Brazilian private-equity firm 3G Capital Management will retain all of its investment in Burger King by converting its roughly 70 percent equity stake in the chain into equity of the new company. 3G Capital—which joined Buffett in last year's $23 billion takeover of H.J. Heinz—is expected to own approximately 51 percent of the new fast food company.

Burger King has obtained commitments for $12.5 billion of financing to fund the cash portion of the transaction, including commitments for a $9.5 billion debt financing package led by JPMorgan and Wells Fargo.

Amid speculation that the deal was motivated to save taxes by moving a U.S. company's headquarters to a foreign country, sources said the U.S. would receive at least as much in taxes, not less, because of the way the deal is structured. Those sources did not elaborate. Locating the new company's base in Canada was seen as a way to garner support from Canadian regulators, which tend to take a dim view of foreign acquirers, the sources said.

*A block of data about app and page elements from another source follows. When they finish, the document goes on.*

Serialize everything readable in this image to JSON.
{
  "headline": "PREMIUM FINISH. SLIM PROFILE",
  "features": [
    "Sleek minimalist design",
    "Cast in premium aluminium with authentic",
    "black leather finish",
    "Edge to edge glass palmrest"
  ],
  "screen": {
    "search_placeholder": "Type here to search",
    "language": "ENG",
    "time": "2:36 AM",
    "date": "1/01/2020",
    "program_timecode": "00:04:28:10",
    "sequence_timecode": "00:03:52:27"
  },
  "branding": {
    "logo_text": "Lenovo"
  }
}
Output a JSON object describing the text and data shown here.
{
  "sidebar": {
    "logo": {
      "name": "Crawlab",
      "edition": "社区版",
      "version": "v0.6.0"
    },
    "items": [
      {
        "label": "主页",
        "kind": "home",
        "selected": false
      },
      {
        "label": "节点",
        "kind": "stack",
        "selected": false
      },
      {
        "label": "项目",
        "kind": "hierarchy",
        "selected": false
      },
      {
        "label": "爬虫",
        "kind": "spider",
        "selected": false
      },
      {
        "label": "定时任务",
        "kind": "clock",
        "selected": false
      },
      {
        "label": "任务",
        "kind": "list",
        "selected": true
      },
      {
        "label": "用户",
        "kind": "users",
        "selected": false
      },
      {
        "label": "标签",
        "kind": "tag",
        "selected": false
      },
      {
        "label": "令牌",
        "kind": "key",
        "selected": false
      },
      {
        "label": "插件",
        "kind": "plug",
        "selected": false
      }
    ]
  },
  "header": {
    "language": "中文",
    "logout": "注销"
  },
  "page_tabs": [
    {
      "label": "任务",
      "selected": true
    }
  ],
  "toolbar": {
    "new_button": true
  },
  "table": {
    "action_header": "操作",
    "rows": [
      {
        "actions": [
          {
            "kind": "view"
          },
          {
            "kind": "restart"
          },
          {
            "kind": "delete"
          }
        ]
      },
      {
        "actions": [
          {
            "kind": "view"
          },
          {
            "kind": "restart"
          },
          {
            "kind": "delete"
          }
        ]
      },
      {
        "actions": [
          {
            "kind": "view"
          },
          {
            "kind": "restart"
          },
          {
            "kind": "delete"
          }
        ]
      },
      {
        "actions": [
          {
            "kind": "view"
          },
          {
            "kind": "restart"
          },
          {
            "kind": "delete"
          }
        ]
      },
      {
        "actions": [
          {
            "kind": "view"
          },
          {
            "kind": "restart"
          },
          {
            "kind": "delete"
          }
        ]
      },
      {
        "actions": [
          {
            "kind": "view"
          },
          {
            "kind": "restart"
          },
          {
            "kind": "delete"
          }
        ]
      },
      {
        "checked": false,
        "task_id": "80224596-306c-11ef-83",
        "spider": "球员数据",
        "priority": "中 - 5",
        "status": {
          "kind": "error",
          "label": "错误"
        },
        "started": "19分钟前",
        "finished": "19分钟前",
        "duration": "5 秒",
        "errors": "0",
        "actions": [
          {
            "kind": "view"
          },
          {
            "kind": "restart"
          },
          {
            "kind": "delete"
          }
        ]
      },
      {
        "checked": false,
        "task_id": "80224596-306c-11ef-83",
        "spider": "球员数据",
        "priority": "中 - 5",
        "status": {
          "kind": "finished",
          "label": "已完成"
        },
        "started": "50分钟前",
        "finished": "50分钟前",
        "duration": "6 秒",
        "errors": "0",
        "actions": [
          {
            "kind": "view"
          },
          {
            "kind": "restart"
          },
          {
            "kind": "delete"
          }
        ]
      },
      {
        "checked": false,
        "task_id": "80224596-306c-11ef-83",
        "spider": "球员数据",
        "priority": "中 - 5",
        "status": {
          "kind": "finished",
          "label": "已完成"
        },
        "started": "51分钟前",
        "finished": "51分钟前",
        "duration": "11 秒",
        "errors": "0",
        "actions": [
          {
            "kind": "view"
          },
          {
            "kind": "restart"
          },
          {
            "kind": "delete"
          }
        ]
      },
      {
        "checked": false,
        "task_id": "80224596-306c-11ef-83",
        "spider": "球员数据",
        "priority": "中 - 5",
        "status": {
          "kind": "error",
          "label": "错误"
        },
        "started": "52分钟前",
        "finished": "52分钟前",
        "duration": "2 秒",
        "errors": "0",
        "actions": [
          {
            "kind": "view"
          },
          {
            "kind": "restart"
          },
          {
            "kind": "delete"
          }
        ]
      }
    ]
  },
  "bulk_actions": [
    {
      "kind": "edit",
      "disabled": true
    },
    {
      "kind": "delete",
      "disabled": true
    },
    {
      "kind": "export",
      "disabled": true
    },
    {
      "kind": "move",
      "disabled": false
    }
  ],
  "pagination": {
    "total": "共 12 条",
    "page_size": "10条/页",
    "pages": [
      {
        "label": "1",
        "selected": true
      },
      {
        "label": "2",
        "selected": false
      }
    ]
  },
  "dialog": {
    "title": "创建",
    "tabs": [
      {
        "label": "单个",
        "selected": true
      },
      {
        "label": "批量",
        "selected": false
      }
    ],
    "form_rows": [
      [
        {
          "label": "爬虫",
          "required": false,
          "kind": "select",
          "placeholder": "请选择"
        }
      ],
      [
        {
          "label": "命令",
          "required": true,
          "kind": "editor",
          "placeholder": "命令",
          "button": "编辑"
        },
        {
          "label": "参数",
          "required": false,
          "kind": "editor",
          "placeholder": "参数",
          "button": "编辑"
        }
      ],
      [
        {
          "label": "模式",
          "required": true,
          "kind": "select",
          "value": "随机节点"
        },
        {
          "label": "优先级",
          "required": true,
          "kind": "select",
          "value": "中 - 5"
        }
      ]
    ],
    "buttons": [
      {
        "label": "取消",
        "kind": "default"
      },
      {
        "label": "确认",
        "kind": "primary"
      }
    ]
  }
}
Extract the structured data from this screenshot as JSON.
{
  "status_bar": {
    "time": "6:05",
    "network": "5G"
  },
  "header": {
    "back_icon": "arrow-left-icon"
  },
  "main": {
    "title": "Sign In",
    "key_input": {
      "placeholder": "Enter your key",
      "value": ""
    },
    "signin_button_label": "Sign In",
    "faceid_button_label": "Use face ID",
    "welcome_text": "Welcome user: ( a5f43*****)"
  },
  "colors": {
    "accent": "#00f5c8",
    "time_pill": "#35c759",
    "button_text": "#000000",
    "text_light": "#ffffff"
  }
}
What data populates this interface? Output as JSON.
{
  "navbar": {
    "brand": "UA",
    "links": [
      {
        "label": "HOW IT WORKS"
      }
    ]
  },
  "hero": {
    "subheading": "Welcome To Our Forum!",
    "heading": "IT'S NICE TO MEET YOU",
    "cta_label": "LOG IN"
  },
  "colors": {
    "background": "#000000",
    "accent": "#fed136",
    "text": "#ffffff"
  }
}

Frederic J. Brown | AFP | Getty Images

By CNBC, with reporting by CNBC anchor Andrew Ross Sorkin and wire services.